USDA researchers have made significant progress in finding genetic resistance to two key cotton pests—the root-knot nematode and the reniform nematode.
ARS plant geneticist Johnie Jenkins and his colleagues in the agency's Genetics and Precision Agriculture Research Unit in Mississippi State, Miss., developed genetic markers for the genes responsible for resistance to root-knot nematode in upland cotton. These genes, located on chromosomes 11 and 14, should help breeders develop new varieties of nematode-resistant cotton.
ARS is the USDA's principal intramural scientific research agency, and this research supports the USDA commitment to agricultural sustainability.
Jenkins and his colleagues also found that resistance to reniform nematode in a wild Gossypium barbadense line is governed by more than one gene, and they have identified markers linked to these genes on chromosomes 21 and 18. Their research was published in Theoretical and Applied Genetics. Former post-doctoral researcher Osman Gutierrez (currently a plant geneticist at the ARS Subtropical Horticulture Research Station in Miami, Fla.), was lead author on the paper. Co-authors included agronomist Jack McCarty, molecular geneticist Martin Wubben, and plant physiologist Franklin Callahan, all with ARS at Mississippi State, and retired ARS scientist Forest Robinson at College Station, Texas.

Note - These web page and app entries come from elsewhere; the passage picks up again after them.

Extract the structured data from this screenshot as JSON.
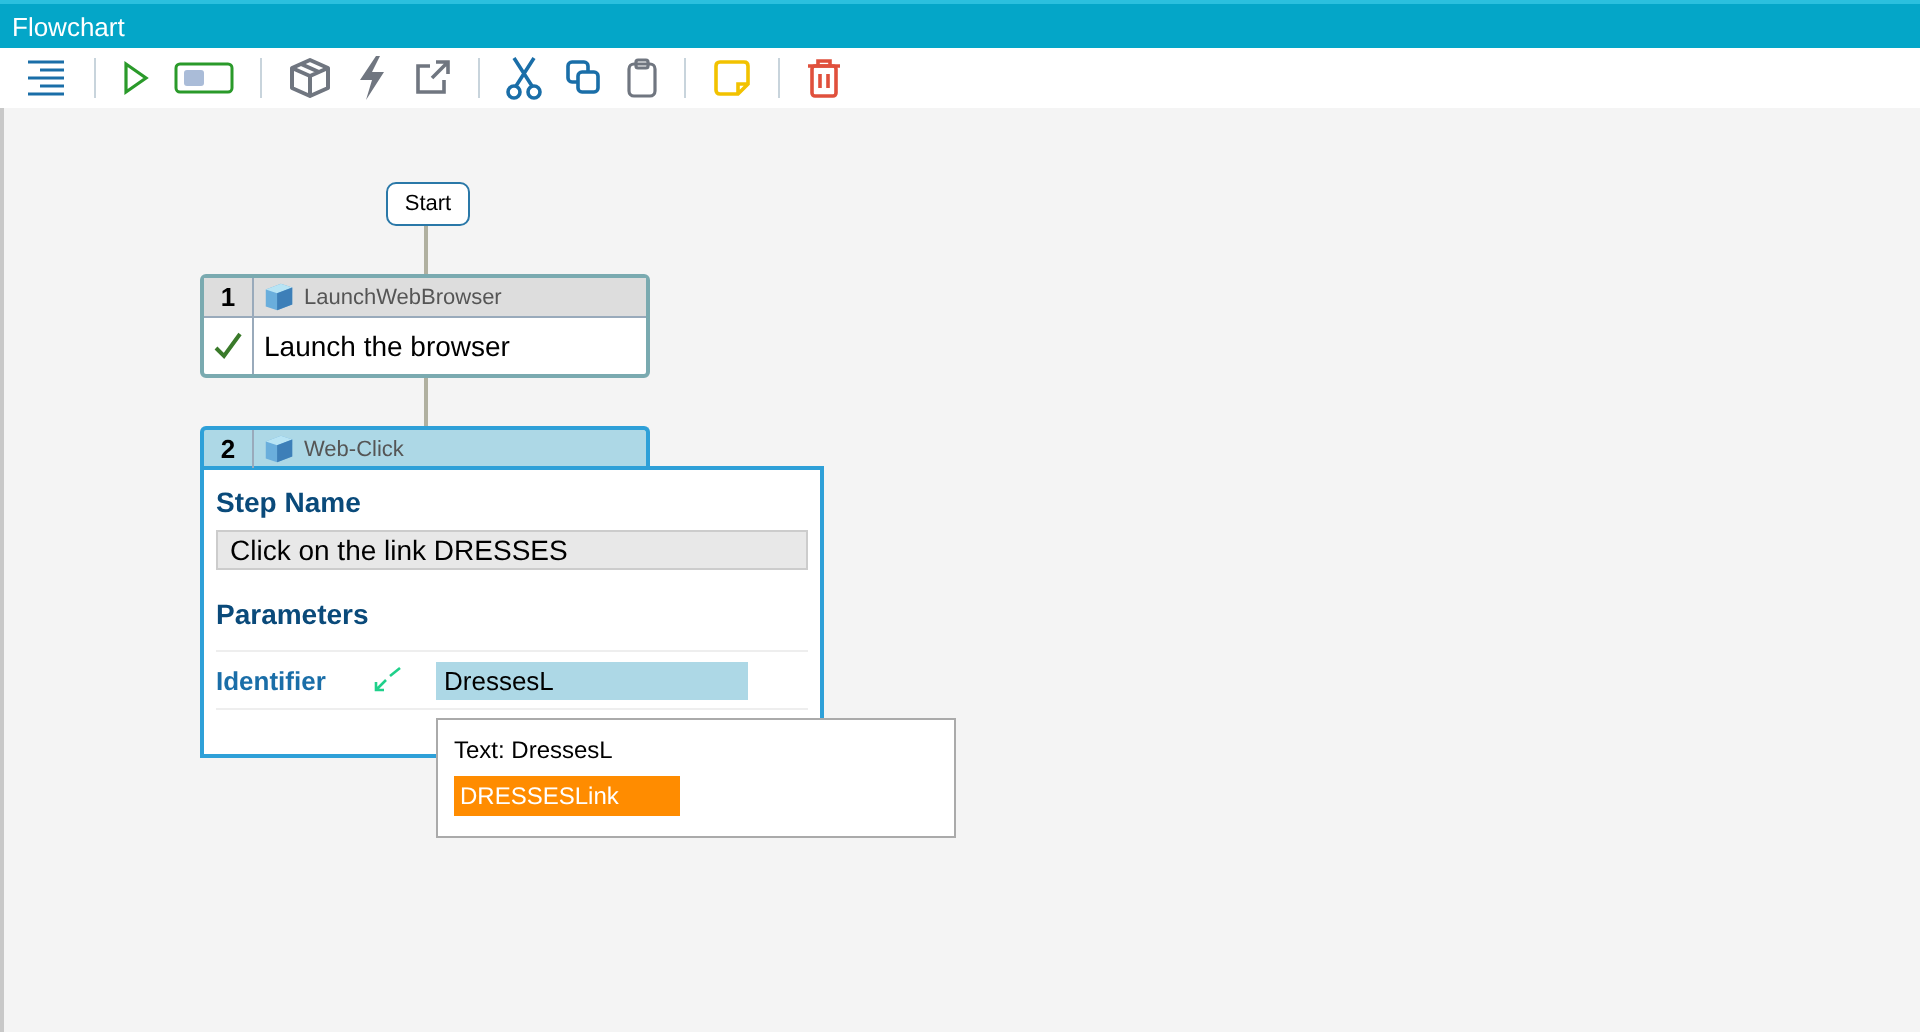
{
  "window": {
    "title": "Flowchart"
  },
  "start": {
    "label": "Start"
  },
  "steps": [
    {
      "number": "1",
      "type": "LaunchWebBrowser",
      "expanded": false,
      "selected": false,
      "done": true,
      "name": "Launch the browser"
    },
    {
      "number": "2",
      "type": "Web-Click",
      "expanded": true,
      "selected": true,
      "step_name_label": "Step Name",
      "step_name": "Click on the link DRESSES",
      "parameters_label": "Parameters",
      "parameters": [
        {
          "label": "Identifier",
          "value": "DressesL"
        }
      ]
    }
  ],
  "autocomplete": {
    "hint": "Text: DressesL",
    "options": [
      {
        "label": "DRESSESLink",
        "selected": true
      }
    ]
  }
}
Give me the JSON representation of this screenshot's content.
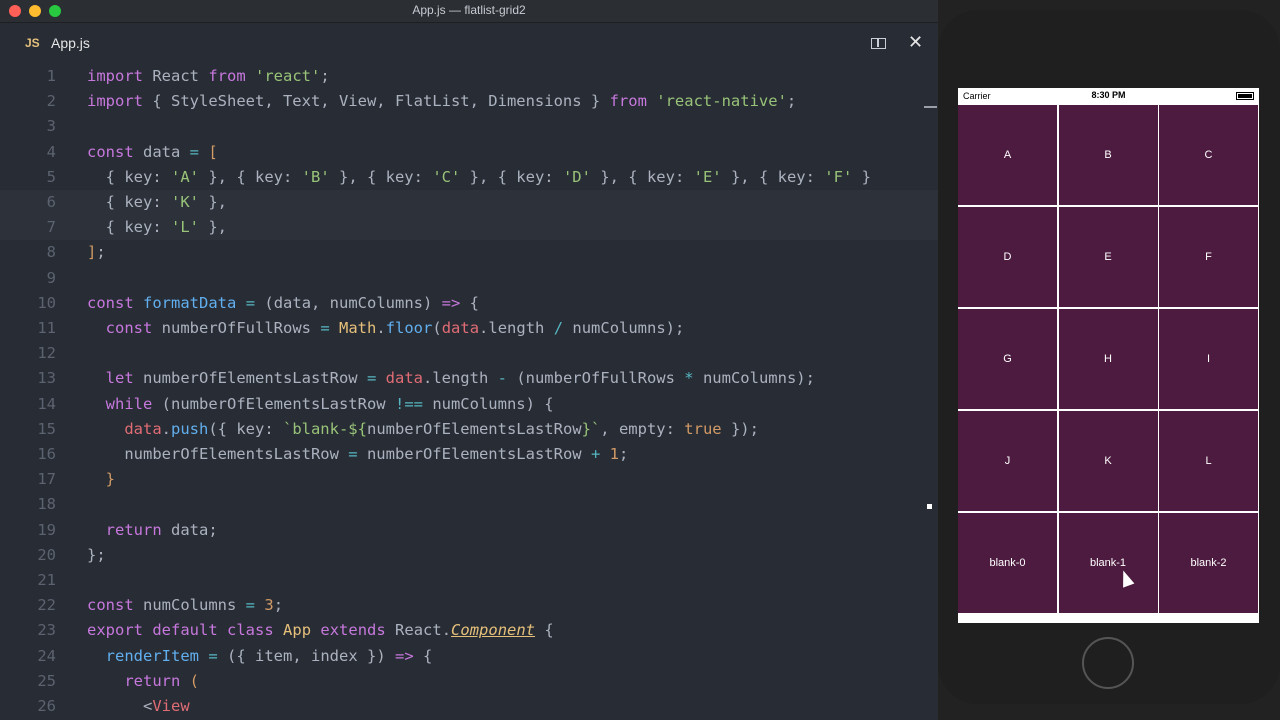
{
  "window_title": "App.js — flatlist-grid2",
  "tab": {
    "badge": "JS",
    "name": "App.js"
  },
  "code_lines": [
    {
      "n": "1",
      "html": "<span class='kw'>import</span> React <span class='kw'>from</span> <span class='str'>'react'</span>;"
    },
    {
      "n": "2",
      "html": "<span class='kw'>import</span> { StyleSheet, Text, View, FlatList, Dimensions } <span class='kw'>from</span> <span class='str'>'react-native'</span>;"
    },
    {
      "n": "3",
      "html": ""
    },
    {
      "n": "4",
      "html": "<span class='kw'>const</span> data <span class='op'>=</span> <span class='num'>[</span>"
    },
    {
      "n": "5",
      "html": "  { key: <span class='str'>'A'</span> }, { key: <span class='str'>'B'</span> }, { key: <span class='str'>'C'</span> }, { key: <span class='str'>'D'</span> }, { key: <span class='str'>'E'</span> }, { key: <span class='str'>'F'</span> }"
    },
    {
      "n": "6",
      "html": "  { key: <span class='str'>'K'</span> },"
    },
    {
      "n": "7",
      "html": "  { key: <span class='str'>'L'</span> },"
    },
    {
      "n": "8",
      "html": "<span class='num'>]</span>;"
    },
    {
      "n": "9",
      "html": ""
    },
    {
      "n": "10",
      "html": "<span class='kw'>const</span> <span class='fn'>formatData</span> <span class='op'>=</span> (data, numColumns) <span class='kw'>=&gt;</span> {"
    },
    {
      "n": "11",
      "html": "  <span class='kw'>const</span> numberOfFullRows <span class='op'>=</span> <span class='cls'>Math</span>.<span class='fn'>floor</span>(<span class='var'>data</span>.length <span class='op'>/</span> numColumns);"
    },
    {
      "n": "12",
      "html": ""
    },
    {
      "n": "13",
      "html": "  <span class='kw'>let</span> numberOfElementsLastRow <span class='op'>=</span> <span class='var'>data</span>.length <span class='op'>-</span> (numberOfFullRows <span class='op'>*</span> numColumns);"
    },
    {
      "n": "14",
      "html": "  <span class='kw'>while</span> (numberOfElementsLastRow <span class='op'>!==</span> numColumns) {"
    },
    {
      "n": "15",
      "html": "    <span class='var'>data</span>.<span class='fn'>push</span>({ key: <span class='str'>`blank-${</span>numberOfElementsLastRow<span class='str'>}`</span>, empty: <span class='num'>true</span> });"
    },
    {
      "n": "16",
      "html": "    numberOfElementsLastRow <span class='op'>=</span> numberOfElementsLastRow <span class='op'>+</span> <span class='num'>1</span>;"
    },
    {
      "n": "17",
      "html": "  <span class='num'>}</span>"
    },
    {
      "n": "18",
      "html": ""
    },
    {
      "n": "19",
      "html": "  <span class='kw'>return</span> data;"
    },
    {
      "n": "20",
      "html": "};"
    },
    {
      "n": "21",
      "html": ""
    },
    {
      "n": "22",
      "html": "<span class='kw'>const</span> numColumns <span class='op'>=</span> <span class='num'>3</span>;"
    },
    {
      "n": "23",
      "html": "<span class='kw'>export</span> <span class='kw'>default</span> <span class='kw'>class</span> <span class='cls'>App</span> <span class='kw'>extends</span> React.<span class='cls italic'>Component</span> {"
    },
    {
      "n": "24",
      "html": "  <span class='fn'>renderItem</span> <span class='op'>=</span> ({ item, index }) <span class='kw'>=&gt;</span> {"
    },
    {
      "n": "25",
      "html": "    <span class='kw'>return</span> <span class='num'>(</span>"
    },
    {
      "n": "26",
      "html": "      &lt;<span class='var'>View</span>"
    }
  ],
  "status": {
    "carrier": "Carrier",
    "time": "8:30 PM"
  },
  "grid": [
    "A",
    "B",
    "C",
    "D",
    "E",
    "F",
    "G",
    "H",
    "I",
    "J",
    "K",
    "L",
    "blank-0",
    "blank-1",
    "blank-2"
  ]
}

Commercial breeders had steered away from efforts to breed root-knot nematode resistance into upland cotton lines over the years because the resistance was governed by more than one gene and seemed too costly and time-consuming. But the research contributions from Jenkins and his colleagues may change that.
The root-knot nematode has been recognized as a cotton pest for the past 100 years, according to Jenkins. Since the 1930s, scientists have been looking for resistance to nematodes. In the 1960s, ARS started research to find root-knot nematode resistance in cotton. Retired ARS scientist Raymond Shepherd was instrumental in using root-knot nematode resistance in a line of wild cotton from Mexico to develop resistant germplasm.
Read more about this research in the July 2012 issue of Agricultural Research magazine.